It was a week that should have resonated differently as it’s reasonable to conclude that it was important for the average investors’ psychology to see GDP data beating estimates. The expectation was a 1.8% increase, so when U.S. GDP grew 2% in the third-quarter, the clouds should have gone away and the sun should have come out. That pesky little rumor of burgeoning growth is becoming evident and there is some actual momentum happening. Consumer spending was the principal factor of the increase, furthered by purchases of durable goods. Not too shabby it would appear right? Ahem, for the week, the Dow fell 1.8 percent, the S&P 500 lost 1.5 percent and the NASDAQ dropped 0.6 percent. D’oh!

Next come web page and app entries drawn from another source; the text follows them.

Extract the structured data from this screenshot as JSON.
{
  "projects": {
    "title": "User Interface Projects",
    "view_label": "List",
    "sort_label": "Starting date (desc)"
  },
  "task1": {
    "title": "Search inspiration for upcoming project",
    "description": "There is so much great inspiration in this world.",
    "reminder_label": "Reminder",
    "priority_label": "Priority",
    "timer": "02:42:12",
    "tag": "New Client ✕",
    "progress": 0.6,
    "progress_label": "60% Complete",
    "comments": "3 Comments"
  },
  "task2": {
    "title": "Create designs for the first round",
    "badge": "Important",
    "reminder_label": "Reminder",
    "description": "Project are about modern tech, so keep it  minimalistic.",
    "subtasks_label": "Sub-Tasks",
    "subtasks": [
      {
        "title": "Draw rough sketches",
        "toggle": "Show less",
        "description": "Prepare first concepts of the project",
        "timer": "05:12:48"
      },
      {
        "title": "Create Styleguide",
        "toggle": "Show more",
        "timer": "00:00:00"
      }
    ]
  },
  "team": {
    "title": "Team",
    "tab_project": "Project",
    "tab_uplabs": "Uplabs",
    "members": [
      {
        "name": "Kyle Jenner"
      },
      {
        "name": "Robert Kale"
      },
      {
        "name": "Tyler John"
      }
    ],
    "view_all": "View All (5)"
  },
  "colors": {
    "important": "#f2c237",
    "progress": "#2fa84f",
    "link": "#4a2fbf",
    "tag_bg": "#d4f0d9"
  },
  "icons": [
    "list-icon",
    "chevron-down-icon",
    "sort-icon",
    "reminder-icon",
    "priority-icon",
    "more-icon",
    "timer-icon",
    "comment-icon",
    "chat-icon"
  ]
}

The familiar culprit of lack of business investment provided a headwind to stronger growth. Lighter revenues are a concern this earnings season with just about 37 percent of S&P 500 companies have reported revenues that beat forecasts, compared with the 62 percent that typically exceed expectations, according to Thomson Reuters data. Sales missed forecasts at 59 percent of companies, the data also showed. Third-quarter earnings at about 71 percent of the index’s companies beat analysts’ estimates, according to data compiled by Bloomberg. The data and the overall GDP sentiment have presented a sort of alternative reality where the confused and perplexed reign supreme. Hurricane Sandy is only going to add a new twist to the narrative, with the potential of market closures into Wednesday, Insurers preparing for the worst in storm damage to property and lives of as much as $4.9 billion, according to Kenetic Analysis Corp. Home and business owners are bracing for potential economic losses ahead during what may be a challenging storm recovery. This wasn’t the October Surprise they were expecting, not even close.
I remain optimistic. This earnings season has been a very challenging one and Investors should look beyond some disappointments and focus on an improving economy. A growing economy will underpin growth in stocks and all other instruments. External bearish factors include concern about the European debt crisis after Spanish unemployment rose to a record 25% and after Germany expressed more doubts about whether Greece will be able to meet requirements for its European bailout. Our own ‘Fiscal Cliff’ is rapidly approaching, not to mention the elections next week. It’s understandable why confidence is missing; present circumstances present a mixed bag of joy and distress concerning weaker global and domestic economic growth. I remain optimistic, but cautious and defensive.